Q: I would greatly appreciate it if you would explain what it means to be blessed. When many believers say they are blessed, they imply that they have found favor with God. Does this mean that God favors some over others? Have the favored pleased God more than others? Isn't this contradictory to what is stated in the Book of Job? Fleming James' book, "The Personalities of the Old Testament," Charles Scribner's Sons, New York, 1939, has a chapter on the writer of the Book of Job. On page 533, James states "As a matter of fact, prosperity and adversity have no necessary connection with goodness and wickedness. God's dispensations towards individuals cannot be interpreted as rewards or punishments." -- J from Wilmington, N.C.
A: To be blessed is to be given more than you deserve by God and also to know that you have been given more than you deserve. To be blessed is to know that God has touched your life.
One hard part about your question is the issue of relative blessedness. To have God touch our life does not mean that God touches every person in the same way. Our various talents are the marks of God's blessing, but we are not all gifted in the same way and to the same degree. The common and shared fact of our blessedness is that we are all made equally in the image of God. This means that we are all equally holy. We are not all equally blessed, but we are all equally holy.
The other hard part of your question is the issue of people who seem not to be blessed at all, people who live with physical, social, emotional or economic burdens so crushing that they never have a chance to draw an easy breath. This seems so unfair. How could a good and powerful God ignore these poor people's plight? The answer is in the first verse of the 23rd Psalm, "The Lord is my shepherd I shall not lack." The meaning of this verse is that nobody has absolutely nothing. Father Tom Hartman told me a story of being greeted in a shack in the slums of Calcutta by a woman who basically had nothing. She was smiling and she brought him a cold soda. It would have taken her a week to save up enough money to buy it, but she found in her heart the spirit of generosity to greet a visiting priest. She seemed to have nothing, but she had everything. She was truly blessed.
Lots of you were not happy that I endorsed a reader's decision to cut off a friendship with a witch.
D from Bay Shore wrote:
Dear Rabbi Gellman, I was very disappointed in your response to the Christian woman who questioned if she had done the right thing by ending a friendship with a former friend who practiced Wicca. It would seem your attitude and knowledge is gleaned from comic books and horror movies. I am a practicing Jew. My wife grew up in a Christian church but now is a practicing follower of Wicca. It has nothing to do with evil spells or unnatural ceremonial practices. As a Jew I was taught "do not do unto others as I would not have done to me." How much different is that from the Wicca belief that wishing harm to another will return to yourself many times over? We celebrate the bounties of God's given gifts. They celebrate the majesty of the earth and the heavens.

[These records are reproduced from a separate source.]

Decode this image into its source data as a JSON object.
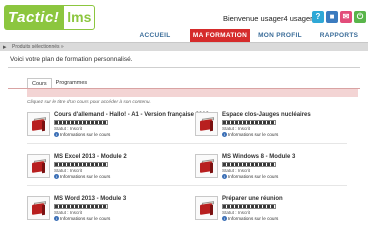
{
  "header": {
    "logo_main": "Tactic!",
    "logo_suffix": "lms",
    "welcome": "Bienvenue usager4 usager4",
    "icons": [
      {
        "name": "help-icon",
        "glyph": "?",
        "color": "#2fa8d6"
      },
      {
        "name": "profile-icon",
        "glyph": "■",
        "color": "#3b7bbf"
      },
      {
        "name": "messages-icon",
        "glyph": "✉",
        "color": "#e24c7a"
      },
      {
        "name": "power-icon",
        "glyph": "⏻",
        "color": "#59b54a"
      }
    ],
    "accent_color": "#d52b2b"
  },
  "nav": {
    "items": [
      {
        "label": "ACCUEIL",
        "active": false
      },
      {
        "label": "MA FORMATION",
        "active": true
      },
      {
        "label": "MON PROFIL",
        "active": false
      },
      {
        "label": "RAPPORTS",
        "active": false
      }
    ]
  },
  "subbar": {
    "text": "Produits sélectionnés »"
  },
  "main": {
    "intro": "Voici votre plan de formation personnalisé.",
    "tabs": [
      {
        "label": "Cours",
        "active": true
      },
      {
        "label": "Programmes",
        "active": false
      }
    ],
    "hint": "Cliquez sur le titre d'un cours pour accéder à son contenu.",
    "courses": [
      {
        "title": "Cours d'allemand - Hallo! - A1 - Version française 2013",
        "status": "Statut : Inscrit",
        "info": "Informations sur le cours"
      },
      {
        "title": "Espace clos-Jauges nucléaires",
        "status": "Statut : Inscrit",
        "info": "Informations sur le cours"
      },
      {
        "title": "MS Excel 2013 - Module 2",
        "status": "Statut : Inscrit",
        "info": "Informations sur le cours"
      },
      {
        "title": "MS Windows 8 - Module 3",
        "status": "Statut : Inscrit",
        "info": "Informations sur le cours"
      },
      {
        "title": "MS Word 2013 - Module 3",
        "status": "Statut : Inscrit",
        "info": "Informations sur le cours"
      },
      {
        "title": "Préparer une réunion",
        "status": "Statut : Inscrit",
        "info": "Informations sur le cours"
      }
    ]
  }
}
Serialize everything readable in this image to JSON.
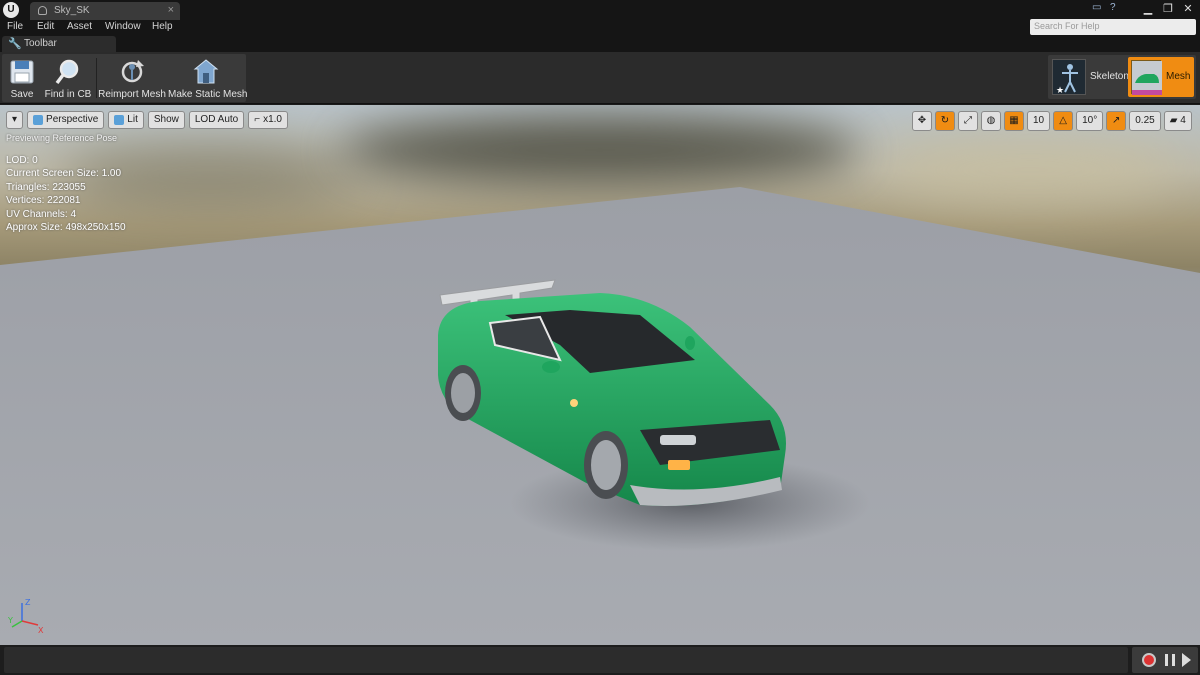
{
  "window": {
    "tab_title": "Sky_SK",
    "tab_close": "×",
    "logo": "U",
    "buttons": [
      "▁",
      "❐",
      "✕"
    ]
  },
  "menu": {
    "items": [
      "File",
      "Edit",
      "Asset",
      "Window",
      "Help"
    ],
    "help_search_placeholder": "Search For Help"
  },
  "toolbar": {
    "tab_label": "Toolbar",
    "buttons": [
      {
        "label": "Save",
        "icon": "save-icon"
      },
      {
        "label": "Find in CB",
        "icon": "find-magnifier-icon"
      },
      {
        "label": "Reimport Mesh",
        "icon": "reimport-icon"
      },
      {
        "label": "Make Static Mesh",
        "icon": "static-mesh-icon"
      }
    ],
    "modes": [
      {
        "label": "Skeleton",
        "active": false
      },
      {
        "label": "Mesh",
        "active": true
      }
    ]
  },
  "viewport": {
    "left_controls": {
      "menu_arrow": "▾",
      "perspective": "Perspective",
      "lit": "Lit",
      "show": "Show",
      "lod": "LOD Auto",
      "speed": "x1.0"
    },
    "right_controls": {
      "grid_snap": "10",
      "rotation_snap": "10°",
      "scale_snap": "0.25",
      "camera_speed": "4"
    },
    "preview_note": "Previewing Reference Pose",
    "stats": [
      "LOD: 0",
      "Current Screen Size: 1.00",
      "Triangles: 223055",
      "Vertices: 222081",
      "UV Channels: 4",
      "Approx Size: 498x250x150"
    ],
    "axis_labels": {
      "z": "Z",
      "y": "Y",
      "x": "X"
    }
  },
  "colors": {
    "accent": "#f08c12",
    "car_body": "#1fa55e",
    "floor": "#a4a7ad"
  }
}
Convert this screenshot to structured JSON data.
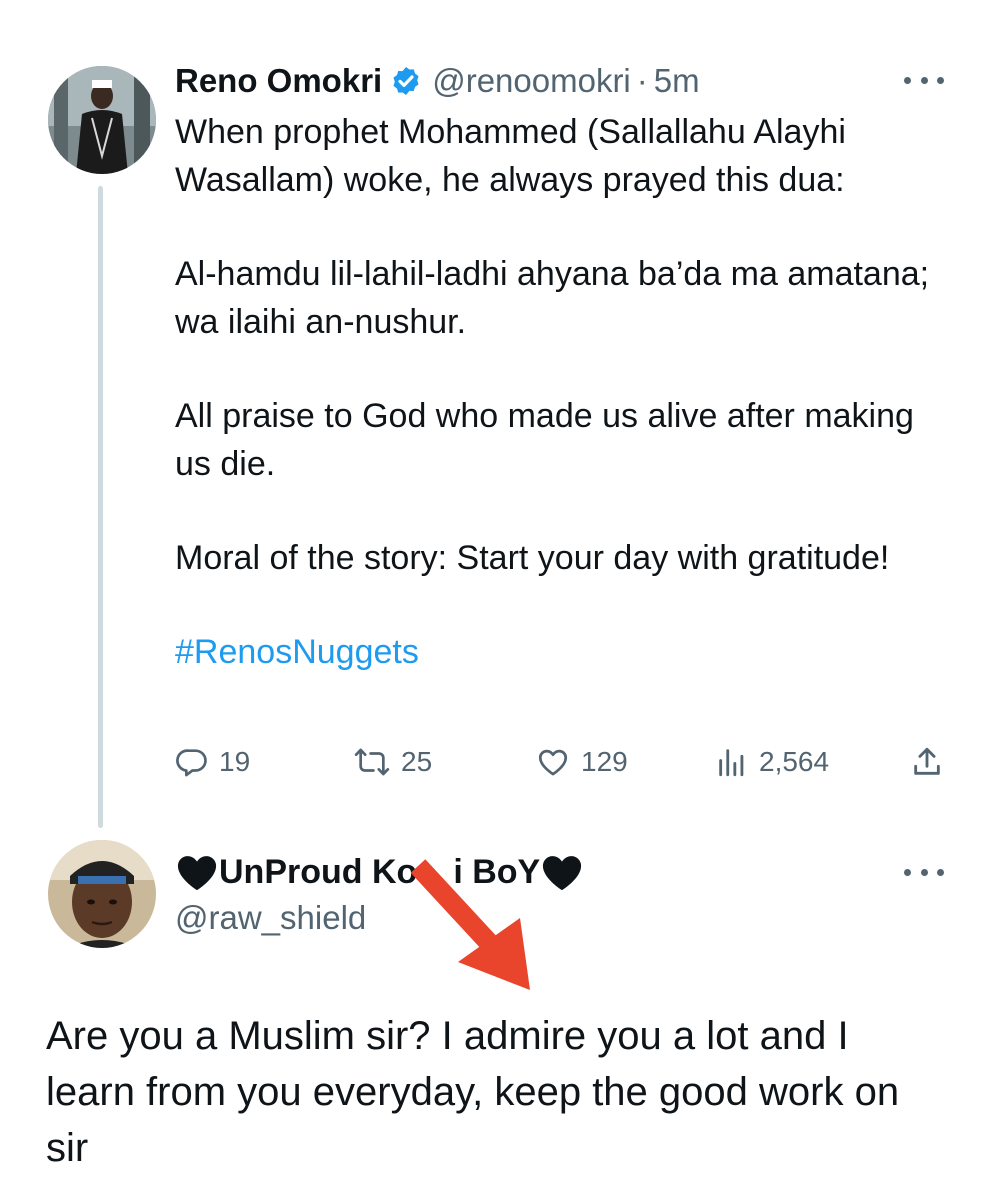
{
  "tweet": {
    "display_name": "Reno Omokri",
    "handle": "@renoomokri",
    "separator": "·",
    "time": "5m",
    "avatar_icon": "profile-photo-icon",
    "verified_icon": "verified-badge-icon",
    "paragraphs": [
      "When prophet Mohammed (Sallallahu Alayhi Wasallam) woke, he always prayed this dua:",
      "Al-hamdu lil-lahil-ladhi ahyana ba’da ma amatana; wa ilaihi an-nushur.",
      "All praise to God who made us alive after making us die.",
      "Moral of the story: Start your day with gratitude!"
    ],
    "hashtag": "#RenosNuggets",
    "actions": {
      "replies": "19",
      "retweets": "25",
      "likes": "129",
      "views": "2,564"
    }
  },
  "reply": {
    "display_name": "UnProud Ko",
    "display_name_tail": "i BoY",
    "handle": "@raw_shield",
    "text": "Are you a Muslim sir? I admire you a lot and I learn from you everyday, keep the good work on sir",
    "heart_icon": "black-heart-icon"
  },
  "colors": {
    "accent": "#1d9bf0",
    "muted": "#536471",
    "text": "#0f1419",
    "thread_line": "#cfd9de",
    "annotation_arrow": "#e8452c"
  }
}
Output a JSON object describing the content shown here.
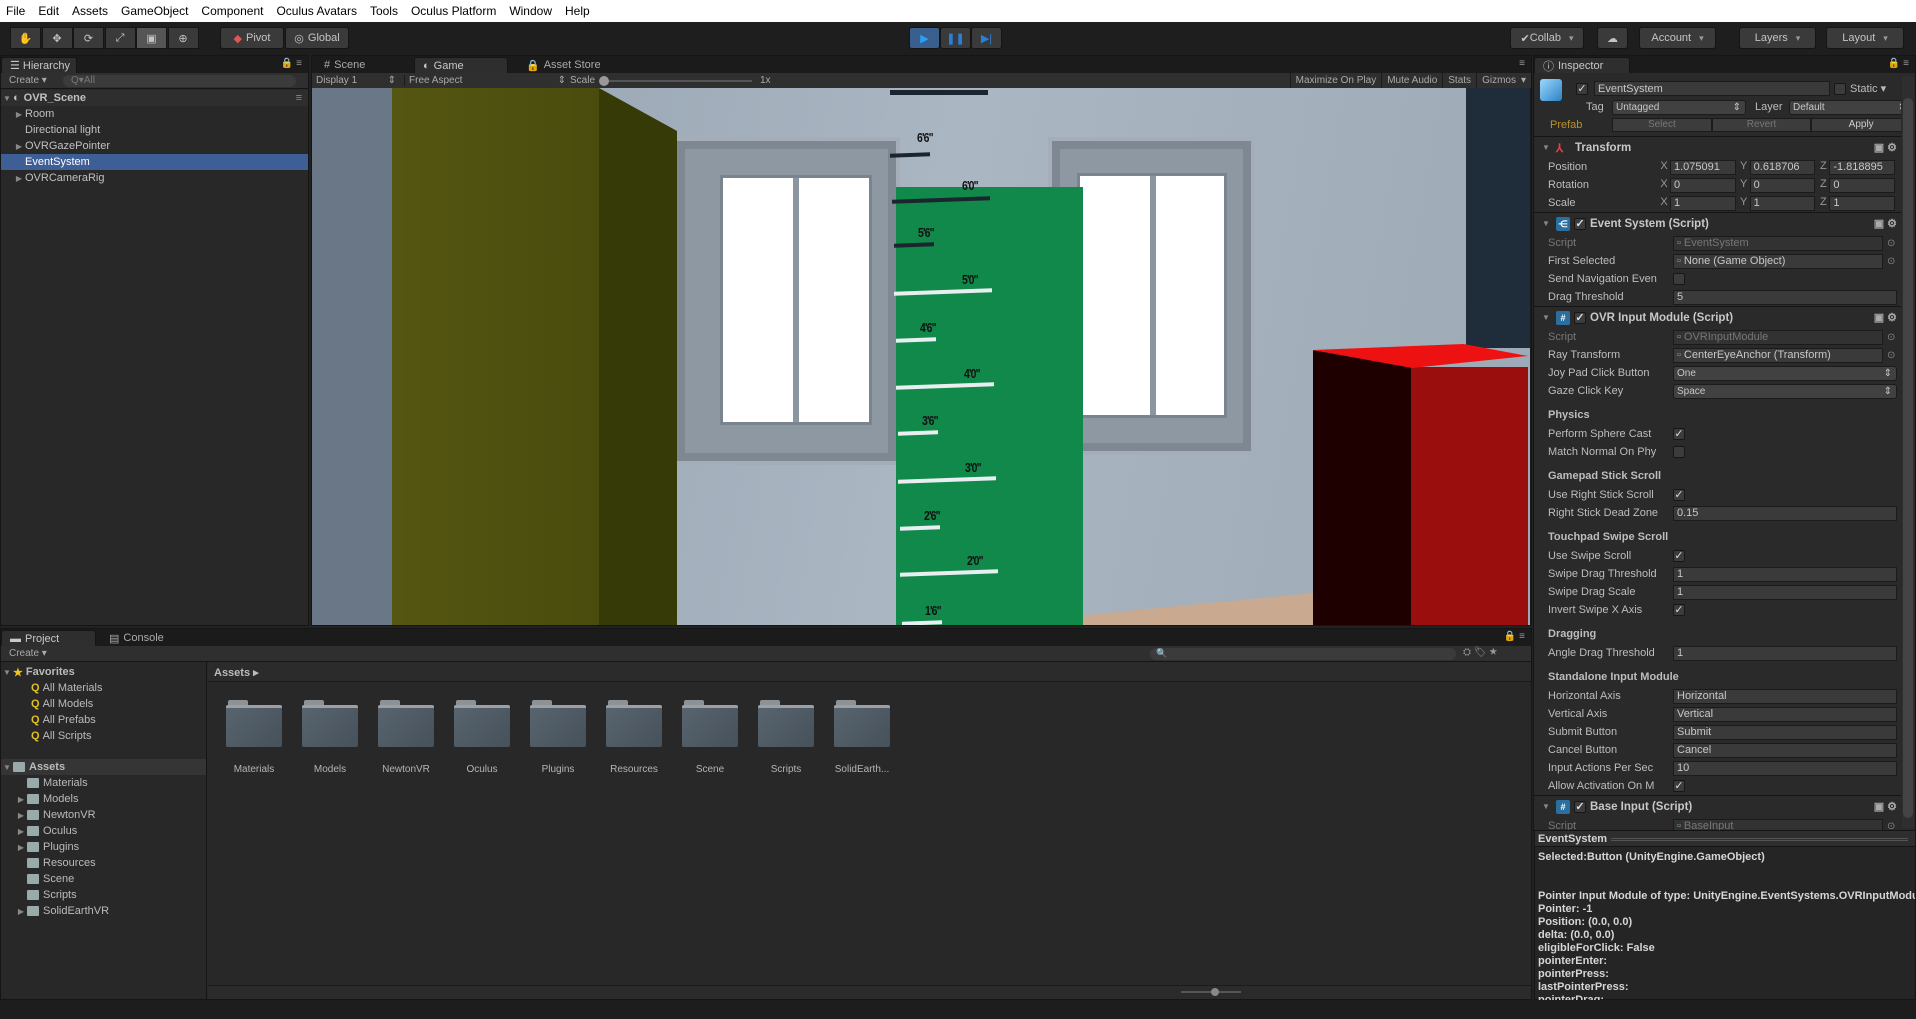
{
  "menu": [
    "File",
    "Edit",
    "Assets",
    "GameObject",
    "Component",
    "Oculus Avatars",
    "Tools",
    "Oculus Platform",
    "Window",
    "Help"
  ],
  "toolbar": {
    "tools": [
      "hand-icon",
      "move-icon",
      "rotate-icon",
      "scale-icon",
      "rect-icon",
      "transform-icon"
    ],
    "pivot": "Pivot",
    "global": "Global",
    "collab": "Collab",
    "account": "Account",
    "layers": "Layers",
    "layout": "Layout",
    "play_color": "#2a7fd8"
  },
  "hierarchy": {
    "tab": "Hierarchy",
    "create": "Create",
    "search_placeholder": "All",
    "scene": "OVR_Scene",
    "items": [
      {
        "label": "Room",
        "expandable": true
      },
      {
        "label": "Directional light",
        "expandable": false
      },
      {
        "label": "OVRGazePointer",
        "expandable": true
      },
      {
        "label": "EventSystem",
        "expandable": false,
        "selected": true
      },
      {
        "label": "OVRCameraRig",
        "expandable": true
      }
    ]
  },
  "game": {
    "tabs": [
      "Scene",
      "Game",
      "Asset Store"
    ],
    "active_tab": "Game",
    "display": "Display 1",
    "aspect": "Free Aspect",
    "scale_label": "Scale",
    "scale_value": "1x",
    "right_buttons": [
      "Maximize On Play",
      "Mute Audio",
      "Stats",
      "Gizmos"
    ],
    "height_labels": [
      "6'6\"",
      "6'0\"",
      "5'6\"",
      "5'0\"",
      "4'6\"",
      "4'0\"",
      "3'6\"",
      "3'0\"",
      "2'6\"",
      "2'0\"",
      "1'6\""
    ]
  },
  "project": {
    "tabs": [
      "Project",
      "Console"
    ],
    "create": "Create",
    "favorites_label": "Favorites",
    "favorites": [
      "All Materials",
      "All Models",
      "All Prefabs",
      "All Scripts"
    ],
    "assets_label": "Assets",
    "tree": [
      {
        "label": "Materials",
        "expandable": false
      },
      {
        "label": "Models",
        "expandable": true
      },
      {
        "label": "NewtonVR",
        "expandable": true
      },
      {
        "label": "Oculus",
        "expandable": true
      },
      {
        "label": "Plugins",
        "expandable": true
      },
      {
        "label": "Resources",
        "expandable": false
      },
      {
        "label": "Scene",
        "expandable": false
      },
      {
        "label": "Scripts",
        "expandable": false
      },
      {
        "label": "SolidEarthVR",
        "expandable": true
      }
    ],
    "breadcrumb": "Assets",
    "folders": [
      "Materials",
      "Models",
      "NewtonVR",
      "Oculus",
      "Plugins",
      "Resources",
      "Scene",
      "Scripts",
      "SolidEarth..."
    ]
  },
  "inspector": {
    "tab": "Inspector",
    "object": {
      "name": "EventSystem",
      "enabled": true,
      "static_label": "Static",
      "tag_label": "Tag",
      "tag": "Untagged",
      "layer_label": "Layer",
      "layer": "Default",
      "prefab_label": "Prefab",
      "prefab_buttons": [
        "Select",
        "Revert",
        "Apply"
      ]
    },
    "transform": {
      "title": "Transform",
      "rows": [
        {
          "label": "Position",
          "x": "1.075091",
          "y": "0.618706",
          "z": "-1.818895"
        },
        {
          "label": "Rotation",
          "x": "0",
          "y": "0",
          "z": "0"
        },
        {
          "label": "Scale",
          "x": "1",
          "y": "1",
          "z": "1"
        }
      ]
    },
    "components": [
      {
        "title": "Event System (Script)",
        "rows": [
          {
            "label": "Script",
            "type": "script",
            "value": "EventSystem"
          },
          {
            "label": "First Selected",
            "type": "object",
            "value": "None (Game Object)"
          },
          {
            "label": "Send Navigation Even",
            "type": "check",
            "value": false
          },
          {
            "label": "Drag Threshold",
            "type": "text",
            "value": "5"
          }
        ]
      },
      {
        "title": "OVR Input Module (Script)",
        "rows": [
          {
            "label": "Script",
            "type": "script",
            "value": "OVRInputModule"
          },
          {
            "label": "Ray Transform",
            "type": "object",
            "value": "CenterEyeAnchor (Transform)"
          },
          {
            "label": "Joy Pad Click Button",
            "type": "dropdown",
            "value": "One"
          },
          {
            "label": "Gaze Click Key",
            "type": "dropdown",
            "value": "Space"
          },
          {
            "type": "section",
            "label": "Physics"
          },
          {
            "label": "Perform Sphere Cast",
            "type": "check",
            "value": true
          },
          {
            "label": "Match Normal On Phy",
            "type": "check",
            "value": false
          },
          {
            "type": "section",
            "label": "Gamepad Stick Scroll"
          },
          {
            "label": "Use Right Stick Scroll",
            "type": "check",
            "value": true
          },
          {
            "label": "Right Stick Dead Zone",
            "type": "text",
            "value": "0.15"
          },
          {
            "type": "section",
            "label": "Touchpad Swipe Scroll"
          },
          {
            "label": "Use Swipe Scroll",
            "type": "check",
            "value": true
          },
          {
            "label": "Swipe Drag Threshold",
            "type": "text",
            "value": "1"
          },
          {
            "label": "Swipe Drag Scale",
            "type": "text",
            "value": "1"
          },
          {
            "label": "Invert Swipe X Axis",
            "type": "check",
            "value": true
          },
          {
            "type": "section",
            "label": "Dragging"
          },
          {
            "label": "Angle Drag Threshold",
            "type": "text",
            "value": "1"
          },
          {
            "type": "section",
            "label": "Standalone Input Module"
          },
          {
            "label": "Horizontal Axis",
            "type": "text",
            "value": "Horizontal"
          },
          {
            "label": "Vertical Axis",
            "type": "text",
            "value": "Vertical"
          },
          {
            "label": "Submit Button",
            "type": "text",
            "value": "Submit"
          },
          {
            "label": "Cancel Button",
            "type": "text",
            "value": "Cancel"
          },
          {
            "label": "Input Actions Per Sec",
            "type": "text",
            "value": "10"
          },
          {
            "label": "Allow Activation On M",
            "type": "check",
            "value": true
          }
        ]
      },
      {
        "title": "Base Input (Script)",
        "rows": [
          {
            "label": "Script",
            "type": "script",
            "value": "BaseInput"
          }
        ]
      }
    ]
  },
  "console_preview": {
    "title": "EventSystem",
    "lines": [
      "Selected:Button (UnityEngine.GameObject)",
      "",
      "",
      "Pointer Input Module of type: UnityEngine.EventSystems.OVRInputModule",
      "Pointer: -1",
      "Position: (0.0, 0.0)",
      "delta: (0.0, 0.0)",
      "eligibleForClick: False",
      "pointerEnter:",
      "pointerPress:",
      "lastPointerPress:",
      "pointerDrag:"
    ]
  }
}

You should have advised that ill-informed woman to embrace her former friend for the common goals of peace and harmony instead of feeding into centuries of misinformation and fear. I have had discussions with my wife about such things and think modern practitioners of Wicca make/made a mistake by insisting on calling themselves "witches" rather than finding a less loaded name. There's just too much ill history associated with the term for them to successfully change general attitudes. My wife and her associates are among the most caring and socially active people I know. I think you owe them an apology and should rethink your answer to that woman.
A: Dear D, I think you are right. You are right that Wiccans should stop calling themselves witches. Witches cast spells and casting spells is a form of magic and magic is the belief that we can control God and nature through our rituals and our will. This is a spiritually corrosive belief. I also think that my heart was too hard and I should have been gentler and less judgmental. Thank you for teaching the teacher. I apologize. I think I have watched "The Wizard of Oz" too many times.
(Send ALL QUESTIONS AND COMMENTS to The God Squad via email at firstname.lastname@example.org. Rabbi Gellman is the author of several books, including "Religion for Dummies," co-written with Fr. Tom Hartman.)(c) 2019 THE GOD SQUAD DISTRIBUTED BY TRIBUNE MEDIA SERVICES, INC.